Assigned task: Each record must appear in the answer exactly as given.

Exercise inputs:
* * * * *
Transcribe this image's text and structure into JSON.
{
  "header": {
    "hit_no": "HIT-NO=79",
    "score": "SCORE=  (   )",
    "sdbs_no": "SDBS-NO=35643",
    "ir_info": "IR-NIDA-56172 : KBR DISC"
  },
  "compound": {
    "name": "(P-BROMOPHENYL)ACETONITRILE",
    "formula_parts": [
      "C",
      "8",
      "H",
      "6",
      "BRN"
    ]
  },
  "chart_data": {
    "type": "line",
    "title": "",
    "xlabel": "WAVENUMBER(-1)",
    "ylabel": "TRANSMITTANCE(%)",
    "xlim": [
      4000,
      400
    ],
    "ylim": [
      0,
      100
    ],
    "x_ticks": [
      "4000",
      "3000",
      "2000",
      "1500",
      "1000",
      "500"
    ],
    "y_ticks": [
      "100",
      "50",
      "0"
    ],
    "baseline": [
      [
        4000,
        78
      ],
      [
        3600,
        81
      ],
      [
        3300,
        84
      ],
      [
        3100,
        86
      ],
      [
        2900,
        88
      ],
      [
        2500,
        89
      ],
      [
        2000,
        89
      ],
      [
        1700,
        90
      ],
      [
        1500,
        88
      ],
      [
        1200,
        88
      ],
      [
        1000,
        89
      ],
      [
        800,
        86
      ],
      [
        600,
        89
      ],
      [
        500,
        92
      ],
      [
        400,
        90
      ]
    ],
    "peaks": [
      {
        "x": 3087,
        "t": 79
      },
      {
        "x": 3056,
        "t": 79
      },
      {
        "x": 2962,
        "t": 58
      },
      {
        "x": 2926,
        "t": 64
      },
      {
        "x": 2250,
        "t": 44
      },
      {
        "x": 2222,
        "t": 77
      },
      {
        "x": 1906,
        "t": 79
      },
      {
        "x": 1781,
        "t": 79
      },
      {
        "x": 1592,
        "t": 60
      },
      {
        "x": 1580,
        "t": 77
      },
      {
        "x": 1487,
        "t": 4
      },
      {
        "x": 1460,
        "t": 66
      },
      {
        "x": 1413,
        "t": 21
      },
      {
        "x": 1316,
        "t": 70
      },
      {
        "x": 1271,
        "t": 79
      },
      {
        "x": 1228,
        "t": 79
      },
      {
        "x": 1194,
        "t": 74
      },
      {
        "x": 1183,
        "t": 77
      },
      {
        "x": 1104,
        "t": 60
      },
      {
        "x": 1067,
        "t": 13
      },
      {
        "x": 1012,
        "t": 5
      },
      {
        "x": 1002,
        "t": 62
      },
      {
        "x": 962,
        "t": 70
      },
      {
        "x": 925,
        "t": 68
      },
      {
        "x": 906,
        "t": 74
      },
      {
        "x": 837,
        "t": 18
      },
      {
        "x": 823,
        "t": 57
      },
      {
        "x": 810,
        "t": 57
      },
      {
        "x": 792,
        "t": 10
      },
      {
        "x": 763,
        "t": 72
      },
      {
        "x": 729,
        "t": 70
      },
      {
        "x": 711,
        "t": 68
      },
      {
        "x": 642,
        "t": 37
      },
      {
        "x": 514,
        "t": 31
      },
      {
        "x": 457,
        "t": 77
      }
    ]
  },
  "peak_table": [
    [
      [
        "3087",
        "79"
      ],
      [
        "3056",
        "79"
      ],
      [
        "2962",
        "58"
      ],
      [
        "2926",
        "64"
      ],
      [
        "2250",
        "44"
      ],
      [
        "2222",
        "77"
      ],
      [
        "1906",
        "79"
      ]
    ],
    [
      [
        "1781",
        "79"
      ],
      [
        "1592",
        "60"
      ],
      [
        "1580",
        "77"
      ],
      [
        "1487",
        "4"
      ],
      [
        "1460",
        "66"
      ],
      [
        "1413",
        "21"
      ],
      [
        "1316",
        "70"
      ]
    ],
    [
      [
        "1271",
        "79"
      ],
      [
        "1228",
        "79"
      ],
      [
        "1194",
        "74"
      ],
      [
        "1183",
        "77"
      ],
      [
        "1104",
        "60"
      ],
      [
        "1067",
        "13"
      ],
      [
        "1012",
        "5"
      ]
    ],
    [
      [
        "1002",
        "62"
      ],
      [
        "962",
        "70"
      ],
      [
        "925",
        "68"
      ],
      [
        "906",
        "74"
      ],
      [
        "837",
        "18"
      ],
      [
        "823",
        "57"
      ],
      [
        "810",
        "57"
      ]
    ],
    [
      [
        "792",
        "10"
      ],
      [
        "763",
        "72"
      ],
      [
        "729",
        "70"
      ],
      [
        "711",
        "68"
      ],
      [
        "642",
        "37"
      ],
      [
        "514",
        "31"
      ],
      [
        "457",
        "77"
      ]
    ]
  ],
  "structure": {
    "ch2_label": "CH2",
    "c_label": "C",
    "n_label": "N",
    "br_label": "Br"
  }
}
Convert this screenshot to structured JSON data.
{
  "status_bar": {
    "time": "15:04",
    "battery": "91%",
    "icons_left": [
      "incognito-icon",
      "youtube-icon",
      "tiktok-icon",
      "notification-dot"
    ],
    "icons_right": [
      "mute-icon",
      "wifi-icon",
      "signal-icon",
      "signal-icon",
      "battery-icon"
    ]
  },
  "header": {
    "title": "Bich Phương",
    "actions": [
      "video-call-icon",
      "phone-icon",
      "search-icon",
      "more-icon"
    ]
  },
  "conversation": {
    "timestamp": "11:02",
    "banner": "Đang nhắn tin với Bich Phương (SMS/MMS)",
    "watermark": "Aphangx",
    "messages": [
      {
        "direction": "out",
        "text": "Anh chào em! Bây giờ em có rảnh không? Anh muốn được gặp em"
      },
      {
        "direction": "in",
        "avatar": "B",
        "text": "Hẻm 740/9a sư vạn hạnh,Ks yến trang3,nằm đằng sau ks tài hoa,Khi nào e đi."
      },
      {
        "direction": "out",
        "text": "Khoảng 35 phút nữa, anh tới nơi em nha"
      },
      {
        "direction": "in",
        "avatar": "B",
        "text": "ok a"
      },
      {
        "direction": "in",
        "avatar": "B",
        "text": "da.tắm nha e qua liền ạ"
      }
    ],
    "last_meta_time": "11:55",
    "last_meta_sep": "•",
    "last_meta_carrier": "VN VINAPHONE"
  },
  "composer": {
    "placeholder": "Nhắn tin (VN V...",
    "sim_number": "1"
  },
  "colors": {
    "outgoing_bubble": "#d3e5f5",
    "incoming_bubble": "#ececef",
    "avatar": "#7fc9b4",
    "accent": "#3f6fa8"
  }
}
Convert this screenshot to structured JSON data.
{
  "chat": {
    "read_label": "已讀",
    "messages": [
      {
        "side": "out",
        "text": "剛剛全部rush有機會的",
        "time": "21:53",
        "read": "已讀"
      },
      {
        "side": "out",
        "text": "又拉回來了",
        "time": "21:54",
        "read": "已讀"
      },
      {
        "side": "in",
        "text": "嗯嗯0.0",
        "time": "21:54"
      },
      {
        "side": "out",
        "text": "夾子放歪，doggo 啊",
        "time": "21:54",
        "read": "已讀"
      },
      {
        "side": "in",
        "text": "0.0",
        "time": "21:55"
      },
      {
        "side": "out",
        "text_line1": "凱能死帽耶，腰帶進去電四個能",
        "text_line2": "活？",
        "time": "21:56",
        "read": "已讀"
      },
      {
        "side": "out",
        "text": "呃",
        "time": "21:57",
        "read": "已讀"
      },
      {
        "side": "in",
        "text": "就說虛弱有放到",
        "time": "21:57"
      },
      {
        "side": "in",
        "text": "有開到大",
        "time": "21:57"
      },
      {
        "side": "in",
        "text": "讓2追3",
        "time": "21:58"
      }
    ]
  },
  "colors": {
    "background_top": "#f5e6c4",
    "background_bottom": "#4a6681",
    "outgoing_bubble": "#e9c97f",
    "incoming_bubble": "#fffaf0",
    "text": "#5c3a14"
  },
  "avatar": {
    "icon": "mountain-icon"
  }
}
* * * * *
Result:
Transcribe this image's text and structure into JSON.
{
  "header": {
    "hit_no": "HIT-NO=79",
    "score": "SCORE=  (   )",
    "sdbs_no": "SDBS-NO=35643",
    "ir_info": "IR-NIDA-56172 : KBR DISC"
  },
  "compound": {
    "name": "(P-BROMOPHENYL)ACETONITRILE",
    "formula_parts": [
      "C",
      "8",
      "H",
      "6",
      "BRN"
    ]
  },
  "chart_data": {
    "type": "line",
    "title": "",
    "xlabel": "WAVENUMBER(-1)",
    "ylabel": "TRANSMITTANCE(%)",
    "xlim": [
      4000,
      400
    ],
    "ylim": [
      0,
      100
    ],
    "x_ticks": [
      "4000",
      "3000",
      "2000",
      "1500",
      "1000",
      "500"
    ],
    "y_ticks": [
      "100",
      "50",
      "0"
    ],
    "baseline": [
      [
        4000,
        78
      ],
      [
        3600,
        81
      ],
      [
        3300,
        84
      ],
      [
        3100,
        86
      ],
      [
        2900,
        88
      ],
      [
        2500,
        89
      ],
      [
        2000,
        89
      ],
      [
        1700,
        90
      ],
      [
        1500,
        88
      ],
      [
        1200,
        88
      ],
      [
        1000,
        89
      ],
      [
        800,
        86
      ],
      [
        600,
        89
      ],
      [
        500,
        92
      ],
      [
        400,
        90
      ]
    ],
    "peaks": [
      {
        "x": 3087,
        "t": 79
      },
      {
        "x": 3056,
        "t": 79
      },
      {
        "x": 2962,
        "t": 58
      },
      {
        "x": 2926,
        "t": 64
      },
      {
        "x": 2250,
        "t": 44
      },
      {
        "x": 2222,
        "t": 77
      },
      {
        "x": 1906,
        "t": 79
      },
      {
        "x": 1781,
        "t": 79
      },
      {
        "x": 1592,
        "t": 60
      },
      {
        "x": 1580,
        "t": 77
      },
      {
        "x": 1487,
        "t": 4
      },
      {
        "x": 1460,
        "t": 66
      },
      {
        "x": 1413,
        "t": 21
      },
      {
        "x": 1316,
        "t": 70
      },
      {
        "x": 1271,
        "t": 79
      },
      {
        "x": 1228,
        "t": 79
      },
      {
        "x": 1194,
        "t": 74
      },
      {
        "x": 1183,
        "t": 77
      },
      {
        "x": 1104,
        "t": 60
      },
      {
        "x": 1067,
        "t": 13
      },
      {
        "x": 1012,
        "t": 5
      },
      {
        "x": 1002,
        "t": 62
      },
      {
        "x": 962,
        "t": 70
      },
      {
        "x": 925,
        "t": 68
      },
      {
        "x": 906,
        "t": 74
      },
      {
        "x": 837,
        "t": 18
      },
      {
        "x": 823,
        "t": 57
      },
      {
        "x": 810,
        "t": 57
      },
      {
        "x": 792,
        "t": 10
      },
      {
        "x": 763,
        "t": 72
      },
      {
        "x": 729,
        "t": 70
      },
      {
        "x": 711,
        "t": 68
      },
      {
        "x": 642,
        "t": 37
      },
      {
        "x": 514,
        "t": 31
      },
      {
        "x": 457,
        "t": 77
      }
    ]
  },
  "peak_table": [
    [
      [
        "3087",
        "79"
      ],
      [
        "3056",
        "79"
      ],
      [
        "2962",
        "58"
      ],
      [
        "2926",
        "64"
      ],
      [
        "2250",
        "44"
      ],
      [
        "2222",
        "77"
      ],
      [
        "1906",
        "79"
      ]
    ],
    [
      [
        "1781",
        "79"
      ],
      [
        "1592",
        "60"
      ],
      [
        "1580",
        "77"
      ],
      [
        "1487",
        "4"
      ],
      [
        "1460",
        "66"
      ],
      [
        "1413",
        "21"
      ],
      [
        "1316",
        "70"
      ]
    ],
    [
      [
        "1271",
        "79"
      ],
      [
        "1228",
        "79"
      ],
      [
        "1194",
        "74"
      ],
      [
        "1183",
        "77"
      ],
      [
        "1104",
        "60"
      ],
      [
        "1067",
        "13"
      ],
      [
        "1012",
        "5"
      ]
    ],
    [
      [
        "1002",
        "62"
      ],
      [
        "962",
        "70"
      ],
      [
        "925",
        "68"
      ],
      [
        "906",
        "74"
      ],
      [
        "837",
        "18"
      ],
      [
        "823",
        "57"
      ],
      [
        "810",
        "57"
      ]
    ],
    [
      [
        "792",
        "10"
      ],
      [
        "763",
        "72"
      ],
      [
        "729",
        "70"
      ],
      [
        "711",
        "68"
      ],
      [
        "642",
        "37"
      ],
      [
        "514",
        "31"
      ],
      [
        "457",
        "77"
      ]
    ]
  ],
  "structure": {
    "ch2_label": "CH2",
    "c_label": "C",
    "n_label": "N",
    "br_label": "Br"
  }
}
Convert this screenshot to structured JSON data.
{
  "status_bar": {
    "time": "15:04",
    "battery": "91%",
    "icons_left": [
      "incognito-icon",
      "youtube-icon",
      "tiktok-icon",
      "notification-dot"
    ],
    "icons_right": [
      "mute-icon",
      "wifi-icon",
      "signal-icon",
      "signal-icon",
      "battery-icon"
    ]
  },
  "header": {
    "title": "Bich Phương",
    "actions": [
      "video-call-icon",
      "phone-icon",
      "search-icon",
      "more-icon"
    ]
  },
  "conversation": {
    "timestamp": "11:02",
    "banner": "Đang nhắn tin với Bich Phương (SMS/MMS)",
    "watermark": "Aphangx",
    "messages": [
      {
        "direction": "out",
        "text": "Anh chào em! Bây giờ em có rảnh không? Anh muốn được gặp em"
      },
      {
        "direction": "in",
        "avatar": "B",
        "text": "Hẻm 740/9a sư vạn hạnh,Ks yến trang3,nằm đằng sau ks tài hoa,Khi nào e đi."
      },
      {
        "direction": "out",
        "text": "Khoảng 35 phút nữa, anh tới nơi em nha"
      },
      {
        "direction": "in",
        "avatar": "B",
        "text": "ok a"
      },
      {
        "direction": "in",
        "avatar": "B",
        "text": "da.tắm nha e qua liền ạ"
      }
    ],
    "last_meta_time": "11:55",
    "last_meta_sep": "•",
    "last_meta_carrier": "VN VINAPHONE"
  },
  "composer": {
    "placeholder": "Nhắn tin (VN V...",
    "sim_number": "1"
  },
  "colors": {
    "outgoing_bubble": "#d3e5f5",
    "incoming_bubble": "#ececef",
    "avatar": "#7fc9b4",
    "accent": "#3f6fa8"
  }
}
Convert this screenshot to structured JSON data.
{
  "chat": {
    "read_label": "已讀",
    "messages": [
      {
        "side": "out",
        "text": "剛剛全部rush有機會的",
        "time": "21:53",
        "read": "已讀"
      },
      {
        "side": "out",
        "text": "又拉回來了",
        "time": "21:54",
        "read": "已讀"
      },
      {
        "side": "in",
        "text": "嗯嗯0.0",
        "time": "21:54"
      },
      {
        "side": "out",
        "text": "夾子放歪，doggo 啊",
        "time": "21:54",
        "read": "已讀"
      },
      {
        "side": "in",
        "text": "0.0",
        "time": "21:55"
      },
      {
        "side": "out",
        "text_line1": "凱能死帽耶，腰帶進去電四個能",
        "text_line2": "活？",
        "time": "21:56",
        "read": "已讀"
      },
      {
        "side": "out",
        "text": "呃",
        "time": "21:57",
        "read": "已讀"
      },
      {
        "side": "in",
        "text": "就說虛弱有放到",
        "time": "21:57"
      },
      {
        "side": "in",
        "text": "有開到大",
        "time": "21:57"
      },
      {
        "side": "in",
        "text": "讓2追3",
        "time": "21:58"
      }
    ]
  },
  "colors": {
    "background_top": "#f5e6c4",
    "background_bottom": "#4a6681",
    "outgoing_bubble": "#e9c97f",
    "incoming_bubble": "#fffaf0",
    "text": "#5c3a14"
  },
  "avatar": {
    "icon": "mountain-icon"
  }
}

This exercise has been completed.